Mentorship can serve as one bridge to ease this transition and improve resident involvement and satisfaction with their academic program. For those residents who feel truly isolated, a strong mentorship program can be a lifeline. Formalized mentorship programs, when instituted properly, can provide residents with a point of contact from the outset and engage them with program personnel early in their experience and through the transition process. This can allay resident concerns and help them to succeed in a new environment. It also provides an avenue for program leadership to receive an early signal if any residents are experiencing significant stress or need extra support.

In addition to mentee benefits, there are also a multitude of benefits to the mentor, including improved personal satisfaction and professional stimulation (Can J Anaesth 2012;59:241-5). When these mentors are residents themselves, it can further develop connections within the program, in addition to building senior residents' interpersonal and leadership skills. Resident mentors may additionally have program-specific advice and knowledge to be shared with resident mentees.

While many programs have a formal mentorship program in place, there are a variety of mentorship models in practice, each with its own set of advantages and disadvantages (J Clin Anesth 2016;33:254-65). During the junior years, residents may reap more benefit from a mentor closer to one's own stage in training. These benefits include intimate program knowledge, such as an understanding of the nuances of different rotations, and hospital specific recommendations. At the University of British Columbia, we recently integrated a near-peer mentorship component to our formalized mentorship program (Can J Anaesth 2020;67:1655-7). We found that, compared to a traditional staff-resident mentorship model, residents who partnered with senior residents one level above them upon matching to our program reported improved transition to residency (Can J Anaesth 2020;67:1655-7). However, at later stages in training, residents may prefer mentorship from faculty mentors.

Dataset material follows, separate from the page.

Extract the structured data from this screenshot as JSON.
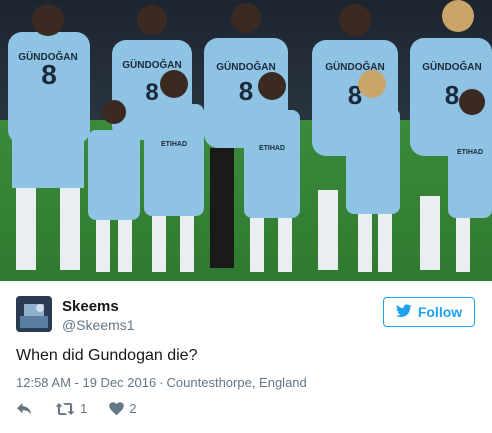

Regardless of the model of mentorship chosen, facilitating successful match pairs is an integral part of the mentorship program. Our program sends intake surveys to incoming residents regarding their interests (both academic and personal), hobbies, academic background, and geographic location of their medical school from which they are moving. Consideration should be made regarding residents' mentor gender preferences, as this can also impact satisfaction with mentorship matching (Can J Anaesth 2019;66:342-3). Programs can follow up with mentorship pairs to ensure successful matching and offer a rematch upon request.

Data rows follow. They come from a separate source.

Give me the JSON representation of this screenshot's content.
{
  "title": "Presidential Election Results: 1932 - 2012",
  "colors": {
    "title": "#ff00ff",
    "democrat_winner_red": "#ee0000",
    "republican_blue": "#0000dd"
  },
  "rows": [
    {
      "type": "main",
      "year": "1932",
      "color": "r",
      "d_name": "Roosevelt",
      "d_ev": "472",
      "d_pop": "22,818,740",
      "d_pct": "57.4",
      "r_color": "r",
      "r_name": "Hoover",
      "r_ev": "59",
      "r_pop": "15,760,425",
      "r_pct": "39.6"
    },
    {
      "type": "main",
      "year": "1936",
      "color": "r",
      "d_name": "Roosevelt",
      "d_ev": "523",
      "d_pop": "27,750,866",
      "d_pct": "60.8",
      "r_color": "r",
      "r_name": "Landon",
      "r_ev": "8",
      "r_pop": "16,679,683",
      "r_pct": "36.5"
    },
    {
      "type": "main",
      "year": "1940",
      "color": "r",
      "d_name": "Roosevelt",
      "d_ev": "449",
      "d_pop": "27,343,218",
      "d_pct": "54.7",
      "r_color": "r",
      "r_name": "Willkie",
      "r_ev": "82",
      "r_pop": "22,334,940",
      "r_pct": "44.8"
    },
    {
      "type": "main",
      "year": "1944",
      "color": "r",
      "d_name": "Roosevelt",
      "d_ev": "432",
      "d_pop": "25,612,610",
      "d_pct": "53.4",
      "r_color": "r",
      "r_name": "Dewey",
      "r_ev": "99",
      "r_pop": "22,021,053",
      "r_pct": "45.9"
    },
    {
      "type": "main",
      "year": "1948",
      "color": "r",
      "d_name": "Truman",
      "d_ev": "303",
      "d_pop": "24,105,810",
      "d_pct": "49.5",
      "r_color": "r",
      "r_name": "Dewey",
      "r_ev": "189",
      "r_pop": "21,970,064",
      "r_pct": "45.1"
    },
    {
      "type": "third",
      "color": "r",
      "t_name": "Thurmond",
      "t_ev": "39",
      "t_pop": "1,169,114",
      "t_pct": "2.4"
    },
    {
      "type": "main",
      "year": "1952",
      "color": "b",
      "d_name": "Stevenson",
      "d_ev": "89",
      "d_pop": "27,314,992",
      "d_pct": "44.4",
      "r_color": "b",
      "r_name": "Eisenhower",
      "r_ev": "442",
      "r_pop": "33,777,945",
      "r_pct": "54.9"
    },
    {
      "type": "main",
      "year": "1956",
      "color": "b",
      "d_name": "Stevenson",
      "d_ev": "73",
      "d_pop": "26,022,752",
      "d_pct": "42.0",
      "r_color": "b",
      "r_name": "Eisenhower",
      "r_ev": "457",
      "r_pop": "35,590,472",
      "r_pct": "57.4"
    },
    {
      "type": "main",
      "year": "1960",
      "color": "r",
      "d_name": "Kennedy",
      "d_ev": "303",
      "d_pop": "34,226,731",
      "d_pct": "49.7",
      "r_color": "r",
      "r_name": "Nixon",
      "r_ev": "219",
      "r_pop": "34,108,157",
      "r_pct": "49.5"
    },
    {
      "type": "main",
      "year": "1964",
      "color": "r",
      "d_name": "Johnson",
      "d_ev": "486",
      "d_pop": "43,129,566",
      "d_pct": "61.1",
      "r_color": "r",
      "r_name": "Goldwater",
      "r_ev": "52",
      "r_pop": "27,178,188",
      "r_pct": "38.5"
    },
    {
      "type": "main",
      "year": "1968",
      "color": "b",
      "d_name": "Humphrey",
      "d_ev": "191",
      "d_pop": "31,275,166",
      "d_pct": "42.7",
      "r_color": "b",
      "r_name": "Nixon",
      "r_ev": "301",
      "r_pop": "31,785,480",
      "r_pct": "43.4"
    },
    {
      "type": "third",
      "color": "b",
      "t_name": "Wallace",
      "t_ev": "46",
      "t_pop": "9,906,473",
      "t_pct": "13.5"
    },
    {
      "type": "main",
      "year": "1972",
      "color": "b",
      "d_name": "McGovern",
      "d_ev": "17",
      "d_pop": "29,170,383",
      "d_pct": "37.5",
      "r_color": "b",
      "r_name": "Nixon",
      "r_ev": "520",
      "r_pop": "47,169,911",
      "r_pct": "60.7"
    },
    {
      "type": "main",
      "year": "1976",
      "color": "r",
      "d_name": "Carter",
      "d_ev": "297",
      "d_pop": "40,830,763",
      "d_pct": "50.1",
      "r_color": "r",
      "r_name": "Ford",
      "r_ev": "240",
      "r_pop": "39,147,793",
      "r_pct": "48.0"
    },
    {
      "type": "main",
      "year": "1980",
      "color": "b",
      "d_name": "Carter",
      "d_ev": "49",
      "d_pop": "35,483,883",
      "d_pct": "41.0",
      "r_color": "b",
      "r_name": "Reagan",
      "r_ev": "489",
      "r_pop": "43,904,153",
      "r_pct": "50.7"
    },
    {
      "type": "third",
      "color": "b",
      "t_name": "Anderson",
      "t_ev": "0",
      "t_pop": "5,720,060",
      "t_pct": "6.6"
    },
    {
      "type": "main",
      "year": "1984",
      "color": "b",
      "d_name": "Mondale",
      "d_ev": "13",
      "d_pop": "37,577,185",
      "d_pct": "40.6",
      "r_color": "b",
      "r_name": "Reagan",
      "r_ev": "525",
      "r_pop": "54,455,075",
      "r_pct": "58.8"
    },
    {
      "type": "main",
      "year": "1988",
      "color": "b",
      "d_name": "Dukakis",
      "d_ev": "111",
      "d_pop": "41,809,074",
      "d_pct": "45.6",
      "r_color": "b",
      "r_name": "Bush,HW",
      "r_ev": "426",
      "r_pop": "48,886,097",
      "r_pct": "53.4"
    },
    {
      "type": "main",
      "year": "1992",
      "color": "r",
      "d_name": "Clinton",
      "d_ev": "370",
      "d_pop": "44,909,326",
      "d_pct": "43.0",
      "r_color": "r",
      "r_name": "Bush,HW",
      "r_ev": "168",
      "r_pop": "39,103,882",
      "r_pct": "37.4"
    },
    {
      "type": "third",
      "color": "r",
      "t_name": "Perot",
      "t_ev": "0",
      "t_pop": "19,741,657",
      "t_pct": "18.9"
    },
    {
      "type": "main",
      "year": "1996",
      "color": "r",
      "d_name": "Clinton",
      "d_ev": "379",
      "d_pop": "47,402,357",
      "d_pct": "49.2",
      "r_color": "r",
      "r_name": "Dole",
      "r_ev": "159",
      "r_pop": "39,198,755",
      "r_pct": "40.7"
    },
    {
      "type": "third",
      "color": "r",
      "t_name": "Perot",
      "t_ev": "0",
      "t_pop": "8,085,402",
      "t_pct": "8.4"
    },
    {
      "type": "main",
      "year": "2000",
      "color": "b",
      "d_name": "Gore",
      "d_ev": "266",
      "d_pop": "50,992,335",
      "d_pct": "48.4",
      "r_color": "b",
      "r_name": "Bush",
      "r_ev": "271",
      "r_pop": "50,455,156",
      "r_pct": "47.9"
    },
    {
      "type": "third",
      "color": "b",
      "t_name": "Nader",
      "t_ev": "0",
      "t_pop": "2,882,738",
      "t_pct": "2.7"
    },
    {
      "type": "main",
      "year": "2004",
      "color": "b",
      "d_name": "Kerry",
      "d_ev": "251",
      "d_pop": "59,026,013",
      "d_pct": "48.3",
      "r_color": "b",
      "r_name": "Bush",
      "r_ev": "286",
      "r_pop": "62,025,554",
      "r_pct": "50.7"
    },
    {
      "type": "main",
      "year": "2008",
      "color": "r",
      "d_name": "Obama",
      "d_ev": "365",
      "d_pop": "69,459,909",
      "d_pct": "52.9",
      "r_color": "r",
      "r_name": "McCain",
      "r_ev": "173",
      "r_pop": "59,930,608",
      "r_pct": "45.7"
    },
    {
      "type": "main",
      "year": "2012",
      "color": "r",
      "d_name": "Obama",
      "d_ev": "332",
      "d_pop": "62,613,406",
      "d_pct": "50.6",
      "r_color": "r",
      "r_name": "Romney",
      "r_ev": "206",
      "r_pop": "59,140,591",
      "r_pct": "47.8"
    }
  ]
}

Mentorship represents an investment in the future, and successful programs are able to build career-long professional connections (Curr Opin Anaesthesiol 2016;29:698-702). In addition to the well-established academic benefits of mentorship in medicine, mentorship may also help support residents through the stress of difficult transitions in their training. Vulnerable residents may especially benefit from these programs, as they may lack the support or specific program knowledge to help them succeed. Mentorship is an emerging area in our specialty that will hopefully continue to develop and evolve as time progresses.

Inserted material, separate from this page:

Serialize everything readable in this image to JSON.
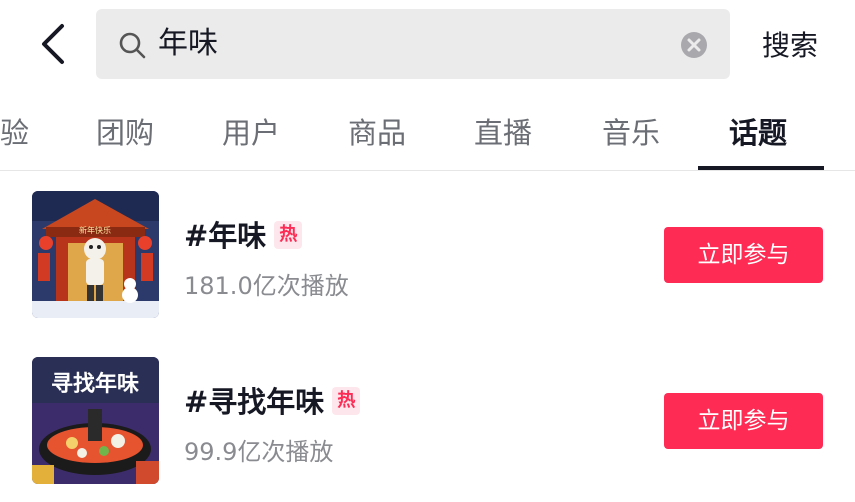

Tyler Plyley, BSc, MD, Anesthesia PGY-5 Resident, UBC, Department of Anesthesiology, Pharmacology and Therapeutics, The University of British Columbia, Vancouver, British Columbia, Canada.

Tyler Plyley, BSc, MD, Anesthesia PGY-5 Resident, UBC, Department of Anesthesiology, Pharmacology and Therapeutics, The University of British Columbia, Vancouver, British Columbia, Canada.